To navigate the web is to beat a path through a labyrinth of links left by others, and to thereby create associative links yourself, unspooling them like a guiding thread onto a floor already carpeted with such connections. Each thread of connection is unique, individualized: everyone draws their own map of the network as they navigate it.
Amber’s report from Indie Web Camp Nuremberg last week. I was blown away by how much she got done in one day.
This is a really intriguing book that combines design theory and programming—learn about contrast, colour, and shapes, with each lesson supported by code examples.
It’s still a work in progress but the whole thing is online for free. Yay for web books!
This really resonates with me. Tim Bray duly notes that people are writing on Medium, and being shunted towards native apps, and that content is getting centralised at Facebook and other hubs, and then he declares:
But I don’t care.
Anyhow, I’m not going away.
If your company is or is planning on doing business in emerging markets, architecting your web applications for performance through progressive enhancements is one easy way to drastically improve accessibility, retention, and user experience.

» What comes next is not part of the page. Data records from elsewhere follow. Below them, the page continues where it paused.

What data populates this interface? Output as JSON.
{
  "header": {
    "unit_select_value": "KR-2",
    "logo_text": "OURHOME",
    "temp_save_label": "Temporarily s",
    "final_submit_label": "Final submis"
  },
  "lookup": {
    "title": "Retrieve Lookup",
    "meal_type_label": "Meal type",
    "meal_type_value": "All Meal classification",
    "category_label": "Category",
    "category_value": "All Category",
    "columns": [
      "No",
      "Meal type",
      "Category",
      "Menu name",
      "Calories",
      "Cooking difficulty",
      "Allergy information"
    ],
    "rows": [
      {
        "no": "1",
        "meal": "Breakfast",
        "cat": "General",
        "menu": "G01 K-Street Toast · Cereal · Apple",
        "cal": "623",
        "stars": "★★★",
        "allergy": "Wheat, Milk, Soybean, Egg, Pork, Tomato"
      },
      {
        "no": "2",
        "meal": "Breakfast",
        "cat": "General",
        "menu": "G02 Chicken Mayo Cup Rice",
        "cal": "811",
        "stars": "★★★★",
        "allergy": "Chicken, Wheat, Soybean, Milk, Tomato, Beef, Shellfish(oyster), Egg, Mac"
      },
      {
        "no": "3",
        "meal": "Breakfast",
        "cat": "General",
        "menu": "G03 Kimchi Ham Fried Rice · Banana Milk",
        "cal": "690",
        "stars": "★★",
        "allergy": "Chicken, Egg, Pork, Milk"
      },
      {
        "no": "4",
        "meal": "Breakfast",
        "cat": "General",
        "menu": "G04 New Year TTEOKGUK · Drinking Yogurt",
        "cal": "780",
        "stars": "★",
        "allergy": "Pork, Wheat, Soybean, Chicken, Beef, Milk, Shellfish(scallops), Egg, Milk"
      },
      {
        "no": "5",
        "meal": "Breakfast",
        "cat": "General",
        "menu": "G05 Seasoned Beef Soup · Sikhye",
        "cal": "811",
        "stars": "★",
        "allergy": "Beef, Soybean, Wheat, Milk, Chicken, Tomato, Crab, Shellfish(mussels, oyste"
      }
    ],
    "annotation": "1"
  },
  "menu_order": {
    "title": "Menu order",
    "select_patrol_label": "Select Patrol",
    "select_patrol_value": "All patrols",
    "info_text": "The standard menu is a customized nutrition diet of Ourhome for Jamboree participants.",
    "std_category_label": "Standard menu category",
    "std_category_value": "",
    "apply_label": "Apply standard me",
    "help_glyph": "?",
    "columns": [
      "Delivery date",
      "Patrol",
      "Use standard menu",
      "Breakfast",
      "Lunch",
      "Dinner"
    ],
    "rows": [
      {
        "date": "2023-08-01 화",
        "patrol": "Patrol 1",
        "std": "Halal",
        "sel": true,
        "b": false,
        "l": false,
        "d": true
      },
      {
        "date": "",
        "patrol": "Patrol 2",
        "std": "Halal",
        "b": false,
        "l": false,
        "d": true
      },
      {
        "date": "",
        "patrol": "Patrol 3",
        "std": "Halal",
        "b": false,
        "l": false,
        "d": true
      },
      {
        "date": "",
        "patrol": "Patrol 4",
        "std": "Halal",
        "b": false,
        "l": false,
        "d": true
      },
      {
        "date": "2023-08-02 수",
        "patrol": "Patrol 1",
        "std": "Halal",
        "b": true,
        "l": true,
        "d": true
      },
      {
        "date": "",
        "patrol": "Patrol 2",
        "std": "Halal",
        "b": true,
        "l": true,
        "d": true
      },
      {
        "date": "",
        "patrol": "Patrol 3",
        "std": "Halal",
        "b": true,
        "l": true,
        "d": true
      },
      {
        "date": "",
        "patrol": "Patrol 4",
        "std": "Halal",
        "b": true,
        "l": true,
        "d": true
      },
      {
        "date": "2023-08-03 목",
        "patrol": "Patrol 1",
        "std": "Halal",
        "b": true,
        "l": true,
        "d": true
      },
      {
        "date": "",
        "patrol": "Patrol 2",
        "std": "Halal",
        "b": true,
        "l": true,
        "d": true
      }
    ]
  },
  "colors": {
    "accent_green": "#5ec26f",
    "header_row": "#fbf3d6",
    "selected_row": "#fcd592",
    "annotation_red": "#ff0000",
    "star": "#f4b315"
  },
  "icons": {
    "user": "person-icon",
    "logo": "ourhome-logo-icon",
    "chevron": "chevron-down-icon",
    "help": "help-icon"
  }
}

This article uses “progressive enhancement” and “progressive web app” interchangeably, which would be true in an ideal world. This is the first of a three part series, and it sounds like it will indeed document how to take an existing site and enhance it into a progressive web app—a strategy I much prefer to creating a separate silo that only works for a subset of devices (the app-shell model being pushed by Google).
This is a great free service for doing a bit of performance monitoring on your site. It uses WebPageTest and you do all the set up via a Github repo that then displays the results using Github Pages.
A step-by-step guide to building progressive web apps. It covers promises, service workers, fetch, and cache, but seeing as it’s from Google, it also pushes the app-shell model.
This is a handy resource but I strongly disagree with some of the advice in the section on architectures (the same bit that gets all swoonsome for app shells):
Start by forgetting everything you know about conventional web design, and instead imagine designing a native app.
Avoid overly “web-like” design.
What a horribly limiting vision for the web! After all that talk about being progressive and responsive, we’re told to pretend we’re imitating native apps on one device type.
What’s really disgusting is the way that the Chrome team are withholding the “add to home screen” prompt from anyone who dares to make progressive web apps that are actually, y’know …webby.
Chris gives a step-by-step walkthrough of enabling webmentions on a Wordpress site.
I’m genuinely touched that my little web book could inspire someone like this. I absolutely love reading about what people thought of the book, especially when they post on their own site like this.
This book has inspired me to approach web site building in a new way. By focusing on the core functionality and expanding it based on available features, I’ll ensure the most accessible site I can. Resilient web sites can give a core experience that’s meaningful, but progressively enhance that experience based on technical capabilities.
A jolly nice review of Resilient Web Design.
After just a few pages in, I could see why so many have read Resilient Web Design all in one go. It lives up to all the excellent reviews.
It’s fascinating to look back at this early proposal for CSS from 1994 and see what the syntax might have been:
A one-statement style sheet that sets the font size of the h1 element:
h1.font.size = 24pt 100%
The percentage at the end of the line indicates what degree of influence that is requested (here 100%).
This is wonderful meditation on the history of older technologies that degrade in varied conditions versus newer formats that fall of a “digital cliff”, all tied in to working on the web.
When digital TV fails, it fails completely. Analog TV, to use parlance of the web, degrades gracefully. The web could be similar, if we choose to make it so. It could be “the analog” web in contrast to “the digital” platforms. Perhaps in our hurry to replicate and mirror native platforms, we’re forgetting the killer strength of the web: universal accessibility.
Chapter 3 of Resilient Web Design, republished in Smashing Magazine:
In the world of web design, we tend to become preoccupied with the here and now. In “Resilient Web Design“, Jeremy Keith emphasizes the importance of learning from the past in order to better prepare ourselves for the future. So, perhaps we should stop and think more beyond our present moment? The following is an excerpt from Jeremy’s web book.
There’s something very endearing about this docudrama retelling of the story of the web.
A Mac app for converting PNGs and JPEGs to WebP.
A lovely piece of early web history—Olia Lialina describes the early Net Art scene in 2000.
The address bar is the author’s signature. It’s where action takes place, and it’s the action itself. The real action on the web doesn’t happen on the page with its animated GIFs or funny scripts, it’s concentrated in the address bar.
And how wonderful that this piece is now published on Rhizome, an online institution so committed to its mission that it’s mentioned in this seventeen year old article.
What an excellent idea! A weekly round-up in audio form of indie web and homebrew website news. Nice and short.
A podcast chat in which I ramble on about web stuff.